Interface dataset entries
- - -

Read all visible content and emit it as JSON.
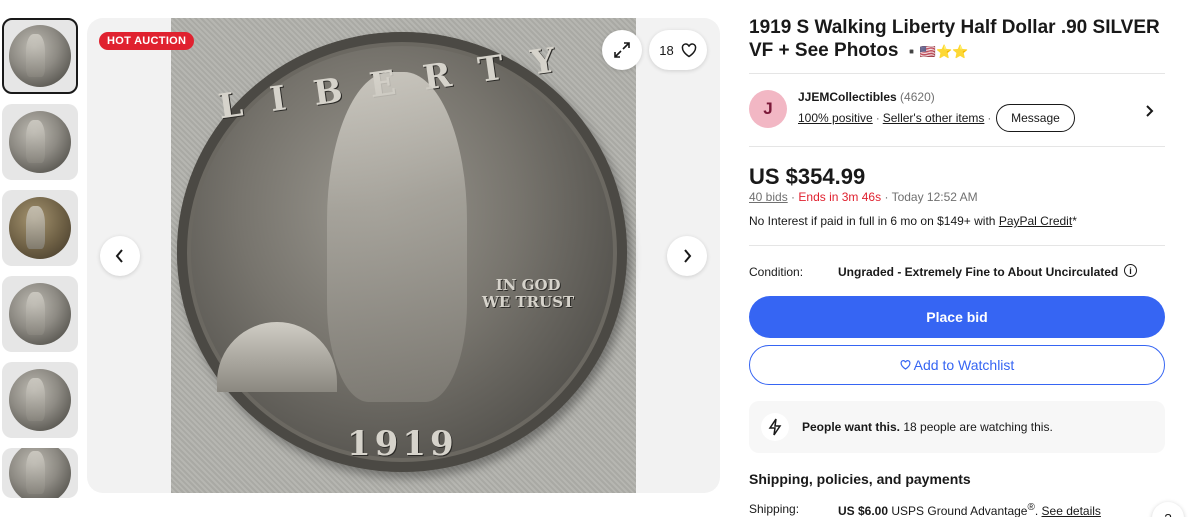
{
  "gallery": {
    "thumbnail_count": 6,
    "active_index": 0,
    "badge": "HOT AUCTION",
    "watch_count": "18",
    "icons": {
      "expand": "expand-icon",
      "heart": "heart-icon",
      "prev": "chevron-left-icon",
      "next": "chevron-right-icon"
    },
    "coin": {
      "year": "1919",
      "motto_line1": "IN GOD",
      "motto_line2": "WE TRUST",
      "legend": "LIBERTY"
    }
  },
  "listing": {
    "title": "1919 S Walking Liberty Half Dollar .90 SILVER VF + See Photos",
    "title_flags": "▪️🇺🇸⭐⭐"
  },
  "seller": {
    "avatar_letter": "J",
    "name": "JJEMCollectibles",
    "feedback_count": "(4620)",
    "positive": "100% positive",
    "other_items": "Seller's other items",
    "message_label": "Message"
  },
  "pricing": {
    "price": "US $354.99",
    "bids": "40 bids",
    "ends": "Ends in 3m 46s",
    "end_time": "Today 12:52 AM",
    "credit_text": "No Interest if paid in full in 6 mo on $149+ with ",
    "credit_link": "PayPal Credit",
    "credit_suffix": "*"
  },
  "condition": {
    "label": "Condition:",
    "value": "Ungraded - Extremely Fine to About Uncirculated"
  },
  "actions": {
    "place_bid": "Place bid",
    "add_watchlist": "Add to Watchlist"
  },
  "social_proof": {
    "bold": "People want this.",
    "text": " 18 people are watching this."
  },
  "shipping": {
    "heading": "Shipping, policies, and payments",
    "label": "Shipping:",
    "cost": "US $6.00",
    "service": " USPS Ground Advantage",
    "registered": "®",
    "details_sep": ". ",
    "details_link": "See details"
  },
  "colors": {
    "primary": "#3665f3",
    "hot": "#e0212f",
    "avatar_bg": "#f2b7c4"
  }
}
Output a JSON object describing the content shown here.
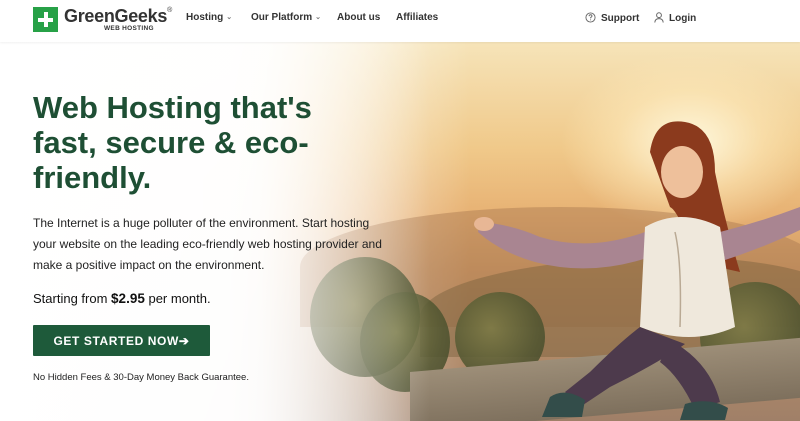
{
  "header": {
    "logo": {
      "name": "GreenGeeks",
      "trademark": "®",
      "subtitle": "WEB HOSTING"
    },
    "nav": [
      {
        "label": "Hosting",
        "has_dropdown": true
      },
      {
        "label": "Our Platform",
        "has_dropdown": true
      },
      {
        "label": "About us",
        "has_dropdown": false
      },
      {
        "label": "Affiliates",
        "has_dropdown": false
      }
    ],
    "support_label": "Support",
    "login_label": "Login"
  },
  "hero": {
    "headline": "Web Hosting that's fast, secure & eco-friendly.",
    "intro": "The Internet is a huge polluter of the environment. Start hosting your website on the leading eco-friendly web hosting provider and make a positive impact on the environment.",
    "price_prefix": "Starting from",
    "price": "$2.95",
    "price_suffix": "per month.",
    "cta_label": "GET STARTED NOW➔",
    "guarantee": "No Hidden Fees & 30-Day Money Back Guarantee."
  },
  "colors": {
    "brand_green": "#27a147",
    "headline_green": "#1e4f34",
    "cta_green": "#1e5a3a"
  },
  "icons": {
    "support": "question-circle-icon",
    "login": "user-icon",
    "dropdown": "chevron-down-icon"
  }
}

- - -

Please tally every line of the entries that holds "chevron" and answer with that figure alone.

3